Look for "element" in the records and copy every line that has it.

● The data:
::::

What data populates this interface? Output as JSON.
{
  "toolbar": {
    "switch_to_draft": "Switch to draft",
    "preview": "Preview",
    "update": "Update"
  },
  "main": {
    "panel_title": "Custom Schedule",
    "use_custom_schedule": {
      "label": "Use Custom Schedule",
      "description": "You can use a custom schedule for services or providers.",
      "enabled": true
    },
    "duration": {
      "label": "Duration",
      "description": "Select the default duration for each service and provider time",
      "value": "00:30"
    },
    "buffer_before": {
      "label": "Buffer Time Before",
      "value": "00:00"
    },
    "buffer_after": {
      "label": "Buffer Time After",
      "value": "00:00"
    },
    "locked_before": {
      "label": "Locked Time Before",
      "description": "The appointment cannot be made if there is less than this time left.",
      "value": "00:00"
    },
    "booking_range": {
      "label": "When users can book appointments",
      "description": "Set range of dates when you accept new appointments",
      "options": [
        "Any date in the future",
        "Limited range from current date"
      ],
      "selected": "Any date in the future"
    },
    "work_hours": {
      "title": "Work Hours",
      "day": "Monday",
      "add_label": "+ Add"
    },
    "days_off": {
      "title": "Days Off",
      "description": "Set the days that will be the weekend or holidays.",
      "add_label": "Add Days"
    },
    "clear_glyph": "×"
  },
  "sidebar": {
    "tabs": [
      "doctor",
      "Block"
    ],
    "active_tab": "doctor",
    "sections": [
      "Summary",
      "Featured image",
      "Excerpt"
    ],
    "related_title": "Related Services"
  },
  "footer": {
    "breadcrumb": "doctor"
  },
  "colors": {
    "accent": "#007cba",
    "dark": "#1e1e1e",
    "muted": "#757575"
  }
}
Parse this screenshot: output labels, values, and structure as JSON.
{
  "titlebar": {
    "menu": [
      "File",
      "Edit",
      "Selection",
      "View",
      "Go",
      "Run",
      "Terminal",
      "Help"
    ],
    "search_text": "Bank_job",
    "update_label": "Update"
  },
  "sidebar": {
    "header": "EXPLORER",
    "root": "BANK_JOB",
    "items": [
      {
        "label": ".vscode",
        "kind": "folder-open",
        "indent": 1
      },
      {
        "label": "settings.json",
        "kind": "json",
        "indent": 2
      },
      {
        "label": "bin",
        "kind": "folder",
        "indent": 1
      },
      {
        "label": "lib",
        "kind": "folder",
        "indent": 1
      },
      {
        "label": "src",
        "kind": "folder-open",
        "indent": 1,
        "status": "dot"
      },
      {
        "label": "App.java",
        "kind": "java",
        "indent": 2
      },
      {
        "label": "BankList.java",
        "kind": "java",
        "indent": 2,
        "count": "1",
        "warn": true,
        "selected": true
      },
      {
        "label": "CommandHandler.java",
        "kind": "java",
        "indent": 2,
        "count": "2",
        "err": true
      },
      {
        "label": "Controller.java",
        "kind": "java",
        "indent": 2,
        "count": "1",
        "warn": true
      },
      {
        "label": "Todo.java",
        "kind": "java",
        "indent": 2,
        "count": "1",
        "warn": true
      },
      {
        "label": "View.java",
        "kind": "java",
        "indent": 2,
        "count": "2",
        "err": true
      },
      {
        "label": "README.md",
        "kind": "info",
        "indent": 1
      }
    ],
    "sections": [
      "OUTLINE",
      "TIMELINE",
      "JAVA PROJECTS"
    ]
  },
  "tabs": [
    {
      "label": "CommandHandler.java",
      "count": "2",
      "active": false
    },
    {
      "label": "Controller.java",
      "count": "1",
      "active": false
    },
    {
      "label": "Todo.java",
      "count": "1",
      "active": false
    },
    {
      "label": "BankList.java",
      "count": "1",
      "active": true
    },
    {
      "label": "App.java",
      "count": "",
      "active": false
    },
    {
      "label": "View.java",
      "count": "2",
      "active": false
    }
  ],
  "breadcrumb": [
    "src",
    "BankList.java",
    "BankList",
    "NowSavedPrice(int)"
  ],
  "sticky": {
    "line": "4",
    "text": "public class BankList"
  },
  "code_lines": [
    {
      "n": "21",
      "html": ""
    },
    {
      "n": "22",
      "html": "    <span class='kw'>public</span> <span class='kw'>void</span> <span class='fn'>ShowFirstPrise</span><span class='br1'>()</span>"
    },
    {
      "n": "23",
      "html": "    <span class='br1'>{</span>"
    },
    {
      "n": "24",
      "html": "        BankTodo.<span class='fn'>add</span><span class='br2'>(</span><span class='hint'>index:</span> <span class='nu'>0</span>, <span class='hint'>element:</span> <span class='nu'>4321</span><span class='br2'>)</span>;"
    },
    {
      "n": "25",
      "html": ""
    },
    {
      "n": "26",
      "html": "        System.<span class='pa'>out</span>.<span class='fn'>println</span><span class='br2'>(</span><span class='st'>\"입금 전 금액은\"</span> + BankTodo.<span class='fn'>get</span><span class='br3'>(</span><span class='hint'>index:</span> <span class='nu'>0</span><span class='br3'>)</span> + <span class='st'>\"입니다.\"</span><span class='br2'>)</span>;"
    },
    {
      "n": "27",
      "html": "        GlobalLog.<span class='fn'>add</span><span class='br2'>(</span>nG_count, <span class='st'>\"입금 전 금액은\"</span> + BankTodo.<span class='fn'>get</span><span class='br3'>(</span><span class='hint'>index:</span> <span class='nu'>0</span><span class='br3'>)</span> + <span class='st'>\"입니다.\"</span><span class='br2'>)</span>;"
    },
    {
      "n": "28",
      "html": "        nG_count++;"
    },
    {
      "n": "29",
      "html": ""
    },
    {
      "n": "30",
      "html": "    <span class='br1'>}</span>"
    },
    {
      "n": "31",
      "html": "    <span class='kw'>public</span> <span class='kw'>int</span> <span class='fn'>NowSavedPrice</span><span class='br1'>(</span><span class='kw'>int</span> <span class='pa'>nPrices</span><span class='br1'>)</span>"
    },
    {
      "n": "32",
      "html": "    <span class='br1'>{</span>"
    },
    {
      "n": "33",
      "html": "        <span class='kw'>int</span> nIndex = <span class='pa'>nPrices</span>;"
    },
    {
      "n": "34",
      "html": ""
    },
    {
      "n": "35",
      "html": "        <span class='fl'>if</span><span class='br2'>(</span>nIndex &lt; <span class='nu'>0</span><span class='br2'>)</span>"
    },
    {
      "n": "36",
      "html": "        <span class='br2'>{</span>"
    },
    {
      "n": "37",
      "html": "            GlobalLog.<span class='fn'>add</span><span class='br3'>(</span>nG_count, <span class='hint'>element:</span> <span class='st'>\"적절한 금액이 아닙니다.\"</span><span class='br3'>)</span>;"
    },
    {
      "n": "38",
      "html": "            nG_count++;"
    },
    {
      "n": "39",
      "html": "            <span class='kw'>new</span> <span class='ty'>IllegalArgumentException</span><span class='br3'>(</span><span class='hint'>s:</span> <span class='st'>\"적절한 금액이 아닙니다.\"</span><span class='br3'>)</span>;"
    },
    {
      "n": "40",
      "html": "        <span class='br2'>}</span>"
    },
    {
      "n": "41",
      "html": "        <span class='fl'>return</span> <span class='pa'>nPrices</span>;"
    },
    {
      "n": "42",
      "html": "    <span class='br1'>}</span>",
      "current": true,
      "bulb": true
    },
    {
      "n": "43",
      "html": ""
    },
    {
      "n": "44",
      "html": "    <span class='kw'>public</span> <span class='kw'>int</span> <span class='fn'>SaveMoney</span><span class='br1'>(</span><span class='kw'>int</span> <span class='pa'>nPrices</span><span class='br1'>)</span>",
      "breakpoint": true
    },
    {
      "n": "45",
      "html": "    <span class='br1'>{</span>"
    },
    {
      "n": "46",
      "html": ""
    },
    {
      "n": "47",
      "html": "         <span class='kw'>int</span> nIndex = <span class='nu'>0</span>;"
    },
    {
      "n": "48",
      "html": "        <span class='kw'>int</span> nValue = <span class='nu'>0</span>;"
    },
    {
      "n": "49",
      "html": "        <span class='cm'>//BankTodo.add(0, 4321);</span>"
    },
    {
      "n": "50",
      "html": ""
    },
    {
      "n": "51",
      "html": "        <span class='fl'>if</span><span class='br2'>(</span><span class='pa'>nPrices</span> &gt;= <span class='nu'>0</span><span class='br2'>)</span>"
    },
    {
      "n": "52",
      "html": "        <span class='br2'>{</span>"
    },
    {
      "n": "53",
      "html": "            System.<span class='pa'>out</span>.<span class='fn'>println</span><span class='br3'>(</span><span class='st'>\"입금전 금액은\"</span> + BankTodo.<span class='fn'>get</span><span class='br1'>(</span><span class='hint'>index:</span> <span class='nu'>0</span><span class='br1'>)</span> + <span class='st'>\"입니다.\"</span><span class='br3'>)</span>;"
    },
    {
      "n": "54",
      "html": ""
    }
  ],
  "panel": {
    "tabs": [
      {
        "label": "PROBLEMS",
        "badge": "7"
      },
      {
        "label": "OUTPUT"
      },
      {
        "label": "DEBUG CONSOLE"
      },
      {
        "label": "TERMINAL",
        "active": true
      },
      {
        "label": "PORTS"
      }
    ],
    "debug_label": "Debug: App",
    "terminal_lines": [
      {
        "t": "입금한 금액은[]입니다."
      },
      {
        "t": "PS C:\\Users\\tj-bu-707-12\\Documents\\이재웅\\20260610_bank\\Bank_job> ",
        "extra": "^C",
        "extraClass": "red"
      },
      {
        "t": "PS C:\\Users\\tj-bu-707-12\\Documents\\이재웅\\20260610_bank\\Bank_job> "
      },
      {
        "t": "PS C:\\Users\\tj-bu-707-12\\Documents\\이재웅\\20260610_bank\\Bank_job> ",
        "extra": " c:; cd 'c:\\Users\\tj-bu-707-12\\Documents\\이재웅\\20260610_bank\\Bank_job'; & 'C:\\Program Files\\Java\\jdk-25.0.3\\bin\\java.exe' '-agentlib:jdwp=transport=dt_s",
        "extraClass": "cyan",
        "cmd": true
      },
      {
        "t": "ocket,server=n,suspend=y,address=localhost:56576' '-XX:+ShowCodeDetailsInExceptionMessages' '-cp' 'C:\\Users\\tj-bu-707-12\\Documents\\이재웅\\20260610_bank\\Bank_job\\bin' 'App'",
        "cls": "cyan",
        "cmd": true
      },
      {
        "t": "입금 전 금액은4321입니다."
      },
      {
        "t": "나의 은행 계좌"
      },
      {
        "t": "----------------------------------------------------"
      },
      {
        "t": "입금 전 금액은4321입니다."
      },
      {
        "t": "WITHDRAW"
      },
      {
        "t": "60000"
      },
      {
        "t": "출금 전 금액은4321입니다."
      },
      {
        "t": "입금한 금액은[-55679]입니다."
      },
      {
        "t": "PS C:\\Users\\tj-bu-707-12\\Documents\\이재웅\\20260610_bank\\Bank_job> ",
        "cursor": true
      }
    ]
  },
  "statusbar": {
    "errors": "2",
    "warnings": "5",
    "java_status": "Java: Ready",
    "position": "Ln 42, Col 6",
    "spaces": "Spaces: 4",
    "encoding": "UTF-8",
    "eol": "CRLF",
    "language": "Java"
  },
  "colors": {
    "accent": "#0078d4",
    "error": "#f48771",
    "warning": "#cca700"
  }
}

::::

● Response below:
      "html": "        BankTodo.<span class='fn'>add</span><span class='br2'>(</span><span class='hint'>index:</span> <span class='nu'>0</span>, <span class='hint'>element:</span> <span class='nu'>4321</span><span class='br2'>)</span>;"
      "html": "            GlobalLog.<span class='fn'>add</span><span class='br3'>(</span>nG_count, <span class='hint'>element:</span> <span class='st'>\"적절한 금액이 아닙니다.\"</span><span class='br3'>)</span>;"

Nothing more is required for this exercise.